I firmly believe the Christian Church actually needs to change dramatically to continue to exist in any meaningful manner. The pattern of existence from half a century ago will not help the church live into the future, nor will it help the world to find a better path to living peacefully and justly. Part of that change is the need for members to connect once more with the early church pattern of each member finding their particular gift(s) and then actively using that gift(s) to help the community, which will then help the particular congregation grow. I've even heard of churches that have done this that actually intentionally, amiably separated to create additional congregations more closely connected with the communities from which they drew members. Some church growth experts speak of satellite congregations connected under a founding church where closed circuit television allows a single pastor to preach to a variety of congregations using different worship styles and focused on a slightly different manner of carrying out their mission.
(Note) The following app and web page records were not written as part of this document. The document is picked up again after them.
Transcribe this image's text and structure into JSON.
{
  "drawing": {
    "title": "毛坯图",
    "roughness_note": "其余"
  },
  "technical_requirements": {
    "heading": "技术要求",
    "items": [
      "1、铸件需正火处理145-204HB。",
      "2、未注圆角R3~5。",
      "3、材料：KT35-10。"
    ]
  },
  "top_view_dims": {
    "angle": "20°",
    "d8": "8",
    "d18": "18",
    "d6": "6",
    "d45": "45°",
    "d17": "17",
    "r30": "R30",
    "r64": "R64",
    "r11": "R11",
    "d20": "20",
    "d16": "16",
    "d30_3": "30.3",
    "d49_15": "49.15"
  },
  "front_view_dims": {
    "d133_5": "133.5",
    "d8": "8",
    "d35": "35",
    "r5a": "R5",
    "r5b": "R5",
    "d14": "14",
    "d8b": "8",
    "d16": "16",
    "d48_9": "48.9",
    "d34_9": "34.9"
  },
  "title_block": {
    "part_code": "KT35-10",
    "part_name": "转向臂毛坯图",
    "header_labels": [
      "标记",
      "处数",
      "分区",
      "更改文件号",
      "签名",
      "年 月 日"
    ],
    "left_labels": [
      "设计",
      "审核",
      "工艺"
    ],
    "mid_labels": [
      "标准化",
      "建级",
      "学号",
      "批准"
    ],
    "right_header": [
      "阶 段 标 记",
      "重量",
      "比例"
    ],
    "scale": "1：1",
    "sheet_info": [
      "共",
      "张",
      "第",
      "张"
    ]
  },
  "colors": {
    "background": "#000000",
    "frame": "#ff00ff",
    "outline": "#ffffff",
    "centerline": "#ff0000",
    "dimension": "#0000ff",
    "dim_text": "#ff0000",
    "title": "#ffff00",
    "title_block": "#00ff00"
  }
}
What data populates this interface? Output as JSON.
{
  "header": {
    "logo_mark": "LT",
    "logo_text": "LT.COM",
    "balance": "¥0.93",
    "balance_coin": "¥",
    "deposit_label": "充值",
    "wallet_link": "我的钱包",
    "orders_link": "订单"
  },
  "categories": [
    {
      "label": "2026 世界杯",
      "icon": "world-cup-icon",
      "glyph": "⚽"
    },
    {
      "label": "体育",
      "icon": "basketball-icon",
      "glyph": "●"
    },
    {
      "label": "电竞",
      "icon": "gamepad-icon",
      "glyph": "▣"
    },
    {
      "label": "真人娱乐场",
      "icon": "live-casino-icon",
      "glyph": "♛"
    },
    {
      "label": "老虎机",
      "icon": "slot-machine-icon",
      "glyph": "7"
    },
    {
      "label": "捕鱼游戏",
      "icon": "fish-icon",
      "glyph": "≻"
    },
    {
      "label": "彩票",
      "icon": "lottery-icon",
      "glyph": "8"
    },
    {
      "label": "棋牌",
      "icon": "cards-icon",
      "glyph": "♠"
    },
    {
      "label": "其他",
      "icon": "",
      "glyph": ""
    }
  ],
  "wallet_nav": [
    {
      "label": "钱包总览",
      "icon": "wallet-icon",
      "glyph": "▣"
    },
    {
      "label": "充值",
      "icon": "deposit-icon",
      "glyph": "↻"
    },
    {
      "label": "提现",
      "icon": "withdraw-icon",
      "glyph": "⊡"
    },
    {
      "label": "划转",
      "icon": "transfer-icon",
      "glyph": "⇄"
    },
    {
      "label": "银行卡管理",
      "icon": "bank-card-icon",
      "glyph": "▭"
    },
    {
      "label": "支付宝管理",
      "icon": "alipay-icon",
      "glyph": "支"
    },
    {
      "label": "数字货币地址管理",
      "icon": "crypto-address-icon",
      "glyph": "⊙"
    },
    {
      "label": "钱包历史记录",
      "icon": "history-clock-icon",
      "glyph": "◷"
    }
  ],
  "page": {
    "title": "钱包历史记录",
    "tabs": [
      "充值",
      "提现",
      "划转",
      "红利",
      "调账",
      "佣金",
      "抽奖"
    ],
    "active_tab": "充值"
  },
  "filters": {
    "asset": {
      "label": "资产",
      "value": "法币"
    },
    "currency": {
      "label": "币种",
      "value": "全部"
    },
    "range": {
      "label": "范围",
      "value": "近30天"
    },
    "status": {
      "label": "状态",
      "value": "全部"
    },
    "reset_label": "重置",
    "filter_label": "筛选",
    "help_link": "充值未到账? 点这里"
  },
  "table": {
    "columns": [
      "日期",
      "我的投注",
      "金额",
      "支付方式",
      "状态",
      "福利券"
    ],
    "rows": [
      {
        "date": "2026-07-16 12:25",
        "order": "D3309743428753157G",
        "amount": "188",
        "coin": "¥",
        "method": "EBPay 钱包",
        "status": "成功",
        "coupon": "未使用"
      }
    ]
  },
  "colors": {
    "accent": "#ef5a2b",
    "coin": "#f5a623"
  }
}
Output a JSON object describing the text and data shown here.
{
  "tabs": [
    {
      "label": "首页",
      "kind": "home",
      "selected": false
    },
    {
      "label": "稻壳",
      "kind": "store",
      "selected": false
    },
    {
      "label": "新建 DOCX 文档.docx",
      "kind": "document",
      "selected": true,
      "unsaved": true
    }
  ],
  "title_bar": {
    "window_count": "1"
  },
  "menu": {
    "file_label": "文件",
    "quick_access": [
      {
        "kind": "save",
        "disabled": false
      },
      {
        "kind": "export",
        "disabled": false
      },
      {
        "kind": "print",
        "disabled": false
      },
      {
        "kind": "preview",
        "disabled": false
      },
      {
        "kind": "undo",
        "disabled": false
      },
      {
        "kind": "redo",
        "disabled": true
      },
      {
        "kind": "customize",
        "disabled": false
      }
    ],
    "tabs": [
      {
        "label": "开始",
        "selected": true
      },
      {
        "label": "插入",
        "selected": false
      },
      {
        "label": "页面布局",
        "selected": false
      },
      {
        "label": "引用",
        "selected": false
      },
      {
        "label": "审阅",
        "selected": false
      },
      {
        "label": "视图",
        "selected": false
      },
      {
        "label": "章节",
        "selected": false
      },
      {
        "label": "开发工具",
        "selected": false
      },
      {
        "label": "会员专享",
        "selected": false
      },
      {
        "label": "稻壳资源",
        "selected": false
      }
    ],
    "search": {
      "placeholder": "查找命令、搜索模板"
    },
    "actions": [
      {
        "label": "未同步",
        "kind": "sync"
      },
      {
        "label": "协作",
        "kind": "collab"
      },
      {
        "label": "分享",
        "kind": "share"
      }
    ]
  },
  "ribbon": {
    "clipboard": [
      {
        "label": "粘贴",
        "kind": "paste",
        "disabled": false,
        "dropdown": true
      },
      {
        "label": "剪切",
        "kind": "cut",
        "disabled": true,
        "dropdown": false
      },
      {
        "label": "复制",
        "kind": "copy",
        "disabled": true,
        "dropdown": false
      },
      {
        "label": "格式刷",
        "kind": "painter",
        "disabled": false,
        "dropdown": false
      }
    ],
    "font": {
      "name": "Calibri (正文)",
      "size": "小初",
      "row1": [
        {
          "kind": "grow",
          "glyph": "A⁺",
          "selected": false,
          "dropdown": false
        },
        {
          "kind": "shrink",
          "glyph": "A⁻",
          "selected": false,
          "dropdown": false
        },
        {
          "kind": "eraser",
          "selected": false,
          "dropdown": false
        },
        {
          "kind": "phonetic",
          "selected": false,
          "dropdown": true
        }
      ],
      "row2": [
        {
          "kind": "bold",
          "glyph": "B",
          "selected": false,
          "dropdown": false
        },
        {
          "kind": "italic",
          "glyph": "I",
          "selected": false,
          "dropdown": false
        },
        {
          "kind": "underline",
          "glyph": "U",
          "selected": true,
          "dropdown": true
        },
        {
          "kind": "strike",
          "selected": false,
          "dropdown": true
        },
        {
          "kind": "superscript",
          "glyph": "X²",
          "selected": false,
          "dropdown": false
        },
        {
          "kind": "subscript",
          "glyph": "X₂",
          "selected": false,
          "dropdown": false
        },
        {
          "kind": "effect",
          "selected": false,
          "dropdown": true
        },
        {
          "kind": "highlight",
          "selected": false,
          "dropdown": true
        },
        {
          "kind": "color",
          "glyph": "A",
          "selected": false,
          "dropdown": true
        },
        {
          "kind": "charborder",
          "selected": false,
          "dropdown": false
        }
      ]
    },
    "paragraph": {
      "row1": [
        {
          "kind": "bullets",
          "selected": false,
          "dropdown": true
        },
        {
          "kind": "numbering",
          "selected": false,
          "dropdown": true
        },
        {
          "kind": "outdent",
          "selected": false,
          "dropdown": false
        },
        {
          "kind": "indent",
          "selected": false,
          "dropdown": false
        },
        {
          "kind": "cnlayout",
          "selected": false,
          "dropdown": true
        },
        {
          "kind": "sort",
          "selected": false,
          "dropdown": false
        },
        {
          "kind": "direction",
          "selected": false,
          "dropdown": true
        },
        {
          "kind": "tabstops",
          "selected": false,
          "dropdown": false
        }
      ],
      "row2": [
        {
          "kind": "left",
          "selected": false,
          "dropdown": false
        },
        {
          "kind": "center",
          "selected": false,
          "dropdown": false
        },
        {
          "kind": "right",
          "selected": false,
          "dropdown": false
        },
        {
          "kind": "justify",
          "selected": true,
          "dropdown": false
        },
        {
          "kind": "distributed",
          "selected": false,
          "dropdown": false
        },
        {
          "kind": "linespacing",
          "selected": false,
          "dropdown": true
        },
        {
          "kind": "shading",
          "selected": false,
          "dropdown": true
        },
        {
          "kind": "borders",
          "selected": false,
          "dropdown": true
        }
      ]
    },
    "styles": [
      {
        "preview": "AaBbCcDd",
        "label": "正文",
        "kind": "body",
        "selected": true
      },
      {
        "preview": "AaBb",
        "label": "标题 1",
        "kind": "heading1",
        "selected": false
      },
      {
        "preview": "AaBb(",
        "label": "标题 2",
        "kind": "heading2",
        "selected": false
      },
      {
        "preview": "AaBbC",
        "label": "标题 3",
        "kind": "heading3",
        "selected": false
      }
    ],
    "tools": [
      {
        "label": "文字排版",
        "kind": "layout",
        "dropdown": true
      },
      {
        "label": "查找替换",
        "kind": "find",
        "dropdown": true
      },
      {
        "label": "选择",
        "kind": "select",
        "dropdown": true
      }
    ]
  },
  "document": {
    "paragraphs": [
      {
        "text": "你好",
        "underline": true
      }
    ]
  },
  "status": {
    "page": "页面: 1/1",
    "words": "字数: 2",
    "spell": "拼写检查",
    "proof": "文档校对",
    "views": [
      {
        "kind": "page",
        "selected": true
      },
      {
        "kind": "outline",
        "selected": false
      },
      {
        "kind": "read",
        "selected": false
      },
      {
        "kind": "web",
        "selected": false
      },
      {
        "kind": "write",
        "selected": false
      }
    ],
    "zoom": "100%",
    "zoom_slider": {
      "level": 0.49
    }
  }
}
I've recently video taped a sermon trying to fit what one church might have wanted. I sent them the disk and never heard back from them until the disk returned. I'm preparing to do another and have decided that I will do this one as I have become comfortable delivering the message. As a colleague from Iowa (now in Wisconsin) said, "I'm [sixty] years old! I don't have to apologize for what I know, or what I believe." I will continue to try to learn, to adapt, but I really don't need to be like the religious leaders of Jesus' time trying to fit into the political realities to the point of losing who I am from my faith perspective; rather I need to remain true to my faith, and seek to find ways that will help others understand my beliefs, as well as trying to understand theirs.
If persons of faith can learn to respectfully live with one another without declaring only one stated set of beliefs are true, I believe we can start learning that the Divine has come repeatedly to help us try to understand what we CAN be. We need to learn to see the person behind the beliefs, to see the child of the divine rather than an enemy to be conquered, subjugated, converted.
Perhaps by sharing, we can begin to learn from one another.